While Larkin and Barry await a chance to return to the major leagues,two other players from Southern Oregon are playing for major league teams.
Although he's been sent down to Class AAA Tacoma twice this year, Medford'sBob Wolcott made his 13th start of the season with the Seattle Marinerson Monday night.
Meanwhile, Rogue River's Darrell May was called up from Class AAA bythe Anaheim Angels last week. May pitched in seven games with the Angelsearly in the season but has not seen action in his latest stint with theclub.

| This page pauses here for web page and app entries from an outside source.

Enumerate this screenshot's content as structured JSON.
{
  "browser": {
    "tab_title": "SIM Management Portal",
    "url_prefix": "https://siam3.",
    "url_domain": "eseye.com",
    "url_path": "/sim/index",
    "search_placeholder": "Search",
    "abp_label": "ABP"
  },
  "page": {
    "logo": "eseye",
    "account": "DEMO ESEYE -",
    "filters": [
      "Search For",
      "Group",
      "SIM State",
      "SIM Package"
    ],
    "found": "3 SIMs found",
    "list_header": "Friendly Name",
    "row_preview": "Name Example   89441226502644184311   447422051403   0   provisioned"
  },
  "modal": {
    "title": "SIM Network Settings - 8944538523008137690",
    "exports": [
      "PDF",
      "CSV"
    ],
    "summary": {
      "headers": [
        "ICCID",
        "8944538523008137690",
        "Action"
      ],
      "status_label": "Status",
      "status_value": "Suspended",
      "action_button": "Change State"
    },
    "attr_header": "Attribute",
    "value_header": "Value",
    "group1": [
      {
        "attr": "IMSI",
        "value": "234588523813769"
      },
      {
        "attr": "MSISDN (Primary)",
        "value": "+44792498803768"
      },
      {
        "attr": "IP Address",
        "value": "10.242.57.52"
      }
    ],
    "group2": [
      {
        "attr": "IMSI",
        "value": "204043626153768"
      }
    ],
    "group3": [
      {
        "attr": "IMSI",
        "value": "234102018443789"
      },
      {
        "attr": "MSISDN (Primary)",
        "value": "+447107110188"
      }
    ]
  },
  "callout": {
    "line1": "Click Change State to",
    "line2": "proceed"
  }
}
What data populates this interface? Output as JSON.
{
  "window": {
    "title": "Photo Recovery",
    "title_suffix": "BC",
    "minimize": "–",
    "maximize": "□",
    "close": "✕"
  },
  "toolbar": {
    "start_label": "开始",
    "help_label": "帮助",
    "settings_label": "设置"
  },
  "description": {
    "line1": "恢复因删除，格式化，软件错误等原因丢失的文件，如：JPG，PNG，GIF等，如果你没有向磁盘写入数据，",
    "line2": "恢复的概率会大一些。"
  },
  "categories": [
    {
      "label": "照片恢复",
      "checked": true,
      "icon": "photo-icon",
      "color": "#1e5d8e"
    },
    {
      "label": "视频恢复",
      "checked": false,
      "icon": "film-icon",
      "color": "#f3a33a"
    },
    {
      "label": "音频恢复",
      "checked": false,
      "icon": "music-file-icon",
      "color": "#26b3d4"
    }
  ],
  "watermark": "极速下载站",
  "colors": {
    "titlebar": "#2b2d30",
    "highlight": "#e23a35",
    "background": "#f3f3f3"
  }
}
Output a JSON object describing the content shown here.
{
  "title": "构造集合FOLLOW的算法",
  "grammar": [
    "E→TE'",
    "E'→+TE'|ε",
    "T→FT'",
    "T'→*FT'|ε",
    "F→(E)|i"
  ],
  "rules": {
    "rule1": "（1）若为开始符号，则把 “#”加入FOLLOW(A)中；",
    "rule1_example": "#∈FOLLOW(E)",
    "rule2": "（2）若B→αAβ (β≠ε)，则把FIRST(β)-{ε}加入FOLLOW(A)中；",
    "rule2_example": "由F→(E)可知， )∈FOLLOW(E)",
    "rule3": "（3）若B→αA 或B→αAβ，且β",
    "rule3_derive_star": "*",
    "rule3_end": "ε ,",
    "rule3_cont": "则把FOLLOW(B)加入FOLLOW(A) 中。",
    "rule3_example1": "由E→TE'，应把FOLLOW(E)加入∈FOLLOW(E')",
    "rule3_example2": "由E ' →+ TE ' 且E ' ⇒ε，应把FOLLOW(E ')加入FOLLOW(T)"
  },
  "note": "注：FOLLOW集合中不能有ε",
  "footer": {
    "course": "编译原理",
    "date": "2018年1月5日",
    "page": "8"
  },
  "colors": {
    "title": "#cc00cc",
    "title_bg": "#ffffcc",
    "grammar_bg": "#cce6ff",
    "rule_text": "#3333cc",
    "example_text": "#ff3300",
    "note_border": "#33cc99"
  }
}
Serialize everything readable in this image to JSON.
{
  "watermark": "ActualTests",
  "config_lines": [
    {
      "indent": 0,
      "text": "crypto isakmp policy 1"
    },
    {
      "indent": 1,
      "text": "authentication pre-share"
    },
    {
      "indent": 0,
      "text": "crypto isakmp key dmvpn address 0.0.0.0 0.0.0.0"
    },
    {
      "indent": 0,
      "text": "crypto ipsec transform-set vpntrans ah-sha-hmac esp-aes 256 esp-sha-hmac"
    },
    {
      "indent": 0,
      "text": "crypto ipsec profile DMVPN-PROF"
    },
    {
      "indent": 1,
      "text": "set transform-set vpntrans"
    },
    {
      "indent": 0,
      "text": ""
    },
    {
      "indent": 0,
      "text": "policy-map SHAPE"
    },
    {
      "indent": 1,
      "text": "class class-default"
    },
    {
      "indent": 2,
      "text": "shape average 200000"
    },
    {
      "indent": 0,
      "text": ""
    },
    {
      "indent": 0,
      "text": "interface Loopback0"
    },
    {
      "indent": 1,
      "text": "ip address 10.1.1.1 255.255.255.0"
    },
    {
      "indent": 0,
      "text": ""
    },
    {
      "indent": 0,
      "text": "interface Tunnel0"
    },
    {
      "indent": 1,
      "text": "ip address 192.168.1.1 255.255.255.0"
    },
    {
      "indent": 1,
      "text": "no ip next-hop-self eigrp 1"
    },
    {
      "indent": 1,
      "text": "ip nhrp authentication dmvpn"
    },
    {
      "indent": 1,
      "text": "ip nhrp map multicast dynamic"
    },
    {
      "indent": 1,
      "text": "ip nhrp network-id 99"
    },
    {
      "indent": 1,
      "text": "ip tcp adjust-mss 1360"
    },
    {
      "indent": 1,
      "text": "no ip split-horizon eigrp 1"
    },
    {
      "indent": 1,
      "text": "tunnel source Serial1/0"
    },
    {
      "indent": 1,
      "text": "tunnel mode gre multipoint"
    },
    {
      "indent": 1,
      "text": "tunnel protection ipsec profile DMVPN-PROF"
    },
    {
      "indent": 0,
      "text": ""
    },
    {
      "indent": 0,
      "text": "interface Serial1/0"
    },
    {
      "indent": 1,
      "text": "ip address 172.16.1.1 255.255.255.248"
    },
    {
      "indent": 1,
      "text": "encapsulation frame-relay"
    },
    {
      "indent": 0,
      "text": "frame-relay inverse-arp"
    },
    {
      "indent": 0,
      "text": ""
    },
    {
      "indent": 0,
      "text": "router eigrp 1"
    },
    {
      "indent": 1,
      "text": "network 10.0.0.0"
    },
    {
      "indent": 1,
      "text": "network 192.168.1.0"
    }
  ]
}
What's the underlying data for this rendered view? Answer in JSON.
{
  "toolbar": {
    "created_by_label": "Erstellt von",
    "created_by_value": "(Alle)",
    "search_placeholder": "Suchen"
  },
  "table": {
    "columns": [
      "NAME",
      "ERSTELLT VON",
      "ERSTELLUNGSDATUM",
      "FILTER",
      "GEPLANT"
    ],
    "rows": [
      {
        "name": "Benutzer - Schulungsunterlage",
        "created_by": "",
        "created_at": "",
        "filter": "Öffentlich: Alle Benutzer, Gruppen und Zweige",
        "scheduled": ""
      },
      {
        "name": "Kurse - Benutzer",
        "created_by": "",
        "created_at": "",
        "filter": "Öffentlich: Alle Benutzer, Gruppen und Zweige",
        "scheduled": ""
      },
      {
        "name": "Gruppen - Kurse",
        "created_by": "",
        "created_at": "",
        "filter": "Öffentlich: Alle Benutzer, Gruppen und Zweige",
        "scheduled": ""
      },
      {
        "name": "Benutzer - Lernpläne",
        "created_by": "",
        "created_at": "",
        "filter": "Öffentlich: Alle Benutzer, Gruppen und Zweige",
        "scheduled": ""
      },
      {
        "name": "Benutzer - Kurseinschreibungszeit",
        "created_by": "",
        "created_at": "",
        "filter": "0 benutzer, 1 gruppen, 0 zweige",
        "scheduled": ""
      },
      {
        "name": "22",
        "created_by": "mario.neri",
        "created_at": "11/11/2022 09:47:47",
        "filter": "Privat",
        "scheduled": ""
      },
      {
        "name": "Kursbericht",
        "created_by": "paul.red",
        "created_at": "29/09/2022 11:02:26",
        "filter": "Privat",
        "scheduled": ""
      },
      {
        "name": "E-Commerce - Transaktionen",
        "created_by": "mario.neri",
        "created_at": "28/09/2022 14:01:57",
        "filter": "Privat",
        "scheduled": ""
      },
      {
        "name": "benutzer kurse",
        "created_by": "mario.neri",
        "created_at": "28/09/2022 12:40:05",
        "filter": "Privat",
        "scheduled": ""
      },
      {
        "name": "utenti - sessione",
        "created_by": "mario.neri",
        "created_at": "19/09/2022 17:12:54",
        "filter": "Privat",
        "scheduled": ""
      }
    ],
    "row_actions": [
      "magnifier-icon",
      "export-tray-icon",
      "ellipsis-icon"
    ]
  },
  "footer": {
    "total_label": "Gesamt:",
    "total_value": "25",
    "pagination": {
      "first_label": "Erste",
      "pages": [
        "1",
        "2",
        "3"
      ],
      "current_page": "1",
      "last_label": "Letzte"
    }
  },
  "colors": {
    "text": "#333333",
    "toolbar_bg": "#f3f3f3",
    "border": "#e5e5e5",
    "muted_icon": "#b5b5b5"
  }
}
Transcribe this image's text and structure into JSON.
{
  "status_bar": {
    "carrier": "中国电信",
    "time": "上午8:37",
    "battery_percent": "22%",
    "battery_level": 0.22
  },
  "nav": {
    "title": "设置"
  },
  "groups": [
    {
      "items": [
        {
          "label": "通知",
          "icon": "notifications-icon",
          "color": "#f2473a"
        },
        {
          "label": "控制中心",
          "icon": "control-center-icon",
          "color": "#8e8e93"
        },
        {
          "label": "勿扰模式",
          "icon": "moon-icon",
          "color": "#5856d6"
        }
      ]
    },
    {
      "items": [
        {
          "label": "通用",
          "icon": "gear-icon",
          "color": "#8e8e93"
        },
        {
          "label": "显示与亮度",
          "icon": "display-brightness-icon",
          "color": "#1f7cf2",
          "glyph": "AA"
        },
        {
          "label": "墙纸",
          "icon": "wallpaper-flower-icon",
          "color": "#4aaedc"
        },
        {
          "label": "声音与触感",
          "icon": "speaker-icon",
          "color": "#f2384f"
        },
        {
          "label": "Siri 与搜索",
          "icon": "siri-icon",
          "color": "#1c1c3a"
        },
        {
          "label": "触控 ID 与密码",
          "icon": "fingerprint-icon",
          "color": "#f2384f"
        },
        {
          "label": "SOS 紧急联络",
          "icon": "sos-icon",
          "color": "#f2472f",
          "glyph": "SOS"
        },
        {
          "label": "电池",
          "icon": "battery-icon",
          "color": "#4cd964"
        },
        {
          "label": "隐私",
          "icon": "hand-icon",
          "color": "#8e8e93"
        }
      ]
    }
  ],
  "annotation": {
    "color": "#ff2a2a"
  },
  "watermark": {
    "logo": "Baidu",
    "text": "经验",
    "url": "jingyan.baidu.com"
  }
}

Here's a look at other professional baseball players from Southern Oregon:
JEFF PATZKE, a Klamath Union graduate, has turned in a solid season sofar with the Toronto Blue Jays' Class AAA club, the Syracuse (N.Y.) SkyChiefs.
The 23-year-old second baseman was hitting .315 with 18 RBIs throughSunday.
Despite suffering a hamstring injury that forced him to miss four weeks,Patzke has returned and settled back in as the Sky Chiefs' starter and isoptimistic about eventually moving up into the majors.
I'm on schedule, he says. I want to be ready when Iget up there. Everything is going according to plan. I hope to be with theBlue Jays in a year or two.
JAMIE BURKE, a 25-year-old third baseman from Roseburg, was hitting .328with 51 RBIs through Sunday for the Midland (Texas) Angels, an Anaheim Angelsfarm team.
Burke, who was a starting place-kicker for the Oregon State Universityfootball team, has hit four home runs.
P.K. KOEHLER, a South Medford graduate, is having a tough time gettinghis first win as a pitcher for the Macon (Ga.) Braves, a club in the Atlantaorganization.
The 23-year-old left-hander has pitched in 14 games and is 0-4 with a4.62 ERA in 37 innings through Sunday. He has 28 Ks and 13 walks.
RUSS KOEHLER, the younger brother of P.K., is pitching for the WisconsinTimber Rattlers, the Seattle Mariners' club in the Midwest League.
In 10 games, the South Medford graduate is 1-0 with a 4.66 ERA. He hasstruck out 13 and walked 10 in 19 1/3 innings.
MATT SMITH, a Grants Pass High graduate, plays first base and was hitting.257 as of Sunday with three home runs and 13 RBIs for the Lansing (Mich.)Lugnuts, a Kansas City Royals' team in the Midwest League.
SCOTT COMER, out of Mazama in Klamath Falls, is off to scorching startin short-season ball in the New York Mets organization.
Through Sunday, the 21-year-old left-hander was 4-0 with 38 strikeoutsand only four walks for the Pittsfield (Mass.) Mets of the New York-PennLeague. He has allowed only two earned runs in 32 1/3 innings for an 0.56ERA.
KENT ZWEIFEL, a Henley High of Klamath Falls product, has already madea trip back to Southern Oregon this season as a member of the Spokane Indians,the Colorado Rockies' entry in the Class A Northwest League. In 68 at-bats,he is hitting .221 with one homer and 12 RBIs.
BRENT WATTS, from Phoenix, is playing outfield for the Winnipeg (Manitoba)Goldeyes of the Northern League. His statistics were not available.
SCOTT LEWIS, of Medford, is hoping for another chance with a major leagueteam perhaps the expansion Arizona Diamondbacks, is pitching in theMexican League, according to his father.
Lewis, 32, pitched in the San Diego Padres organization last season.